An NHS employee sued the well being service after he was punched by a feminine colleague after which advised to ‘man-up’.
Mark Woods mentioned he didn’t really feel ‘protected or comfy’ working with the lady following the incident.
However after making a proper criticism he was advised by bosses that the blows have been ‘not malicious’ or accomplished with ‘sturdy drive’, an employment tribunal heard.
When he advised HR he did not wish to work with the colleague once more he was advised to ‘man-up and return to his position’.
Mr Woods had his criticism thrown out by Decide Liz Ord after lacking the three month deadline to report circumstances to an employment tribunal
After leaving the position, he took his case to an employment tribunal claiming intercourse discrimination and unfair dismissal.
Nonetheless, his claims have been thrown out as a result of he had taken too lengthy to carry them.
The preliminary listening to, held in Manchester, was advised Mr Woods labored for NHS Property Companies Ltd from November 2018 till his dismissal in June 2021.
In January 2020, Mr Woods’ raised a grievance about an unnamed feminine colleague ‘punching him thrice’ the day earlier than, the panel heard.
His criticism was ‘partially upheld’ in that it was accepted he had been punched.

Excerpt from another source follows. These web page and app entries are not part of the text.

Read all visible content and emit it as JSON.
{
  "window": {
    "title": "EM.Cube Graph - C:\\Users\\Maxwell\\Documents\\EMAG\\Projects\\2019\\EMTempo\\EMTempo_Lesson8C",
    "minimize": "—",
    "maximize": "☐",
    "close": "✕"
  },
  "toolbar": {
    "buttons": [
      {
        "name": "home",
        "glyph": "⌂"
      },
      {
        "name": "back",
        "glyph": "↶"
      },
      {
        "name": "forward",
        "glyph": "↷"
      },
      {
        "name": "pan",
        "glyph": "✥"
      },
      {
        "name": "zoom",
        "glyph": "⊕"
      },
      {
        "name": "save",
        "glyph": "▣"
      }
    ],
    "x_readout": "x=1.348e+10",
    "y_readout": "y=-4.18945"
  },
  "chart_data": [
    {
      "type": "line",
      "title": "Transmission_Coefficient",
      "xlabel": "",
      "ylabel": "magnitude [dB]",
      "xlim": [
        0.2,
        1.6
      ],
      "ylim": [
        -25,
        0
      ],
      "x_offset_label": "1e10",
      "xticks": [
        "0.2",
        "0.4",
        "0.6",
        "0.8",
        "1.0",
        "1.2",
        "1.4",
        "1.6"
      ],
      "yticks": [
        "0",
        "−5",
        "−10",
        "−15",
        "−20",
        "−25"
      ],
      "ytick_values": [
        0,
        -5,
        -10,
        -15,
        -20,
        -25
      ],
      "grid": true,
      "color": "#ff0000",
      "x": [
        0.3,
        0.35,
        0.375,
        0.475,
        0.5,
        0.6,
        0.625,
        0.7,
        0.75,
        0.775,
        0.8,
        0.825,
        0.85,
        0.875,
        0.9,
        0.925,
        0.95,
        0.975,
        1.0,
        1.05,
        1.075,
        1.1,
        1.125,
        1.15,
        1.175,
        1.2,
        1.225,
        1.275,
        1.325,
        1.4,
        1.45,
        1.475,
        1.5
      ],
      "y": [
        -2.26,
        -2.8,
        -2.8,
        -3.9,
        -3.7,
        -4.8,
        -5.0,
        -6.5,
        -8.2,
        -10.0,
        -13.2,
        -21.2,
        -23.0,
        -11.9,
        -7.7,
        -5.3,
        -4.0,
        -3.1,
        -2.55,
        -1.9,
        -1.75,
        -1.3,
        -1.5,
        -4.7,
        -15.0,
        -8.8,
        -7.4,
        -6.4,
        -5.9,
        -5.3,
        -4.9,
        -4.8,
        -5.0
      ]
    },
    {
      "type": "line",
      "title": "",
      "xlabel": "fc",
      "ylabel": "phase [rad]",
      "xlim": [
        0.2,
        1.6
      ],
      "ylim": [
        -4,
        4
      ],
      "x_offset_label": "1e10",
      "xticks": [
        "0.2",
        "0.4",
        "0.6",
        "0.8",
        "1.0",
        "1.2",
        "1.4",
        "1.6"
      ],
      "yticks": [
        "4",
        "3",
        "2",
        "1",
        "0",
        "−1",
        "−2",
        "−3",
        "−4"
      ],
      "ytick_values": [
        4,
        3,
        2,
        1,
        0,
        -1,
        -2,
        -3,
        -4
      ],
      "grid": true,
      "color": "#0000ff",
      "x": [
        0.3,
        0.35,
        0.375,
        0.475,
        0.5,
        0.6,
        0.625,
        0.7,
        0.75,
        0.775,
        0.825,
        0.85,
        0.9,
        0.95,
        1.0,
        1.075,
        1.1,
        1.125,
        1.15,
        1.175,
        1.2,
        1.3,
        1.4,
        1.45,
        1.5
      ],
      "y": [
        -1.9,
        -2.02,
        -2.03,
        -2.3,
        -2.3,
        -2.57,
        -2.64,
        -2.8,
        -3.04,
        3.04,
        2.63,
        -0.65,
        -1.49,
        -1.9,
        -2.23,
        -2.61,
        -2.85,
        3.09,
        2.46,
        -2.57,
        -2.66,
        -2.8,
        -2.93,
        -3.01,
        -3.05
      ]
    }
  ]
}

Nonetheless, the investigation concluded the blows have been ‘not malicious in intent’ and acknowledged there was ‘inadequate proof to show sturdy drive was used’.
Regardless of an apology from the lady and ‘mediation’ between the 2, Mr Woods took three months’ sick depart as a result of ‘stress at work’ – by which time his attraction towards the findings was additionally rejected.
The preliminary listening to, held in Manchester, was advised Mr Woods labored for NHS Property Companies Ltd, an organization that manages NHS estates
Upon returning to work in April 2020, Mr Woods requested to be ‘re-deployed’ as a result of ‘not feeling comfy or protected’ working with the feminine colleague.
Nonetheless, when he complained to a HR Enterprise Associate, Mr Woods’ was advised to ‘man-up and return to his position’.
Mr Woods was finally supplied ‘re-deployment’, which he accepted, in June 2020 however was advised in March 2021 his contract could be terminated on the finish of the month.
The panel heard Mr Woods made one other formal grievance as he had been was ‘led to consider his new position was everlasting’ – but it surely was not upheld.
Mr Woods’ contract expiry date was prolonged till the top of June 2021, however he was on sick depart throughout that interval till his eventual dismissal.
The tribunal heard he ought to have made his intercourse discrimination declare inside three months of the incident.
Employment Decide Liz Ord mentioned: ‘This declare was introduced about 13 months out of time. These are important delays.’
Decide Ord reasoned that regardless of Mr Woods’ three month illness depart, he had been ‘properly sufficient’ to lodge a grievance attraction throughout this era.
‘It seems that Mr Woods had no intention of bringing a discrimination declare till his dismissal, which acted as a catalyst for motion. This was a calculated alternative that he made.’
The decide dominated it was not ‘simply and equitable’ to increase the three month deadline to take authorized motion at an employment tribunal and subsequently Mr Woods’s declare was dismissed.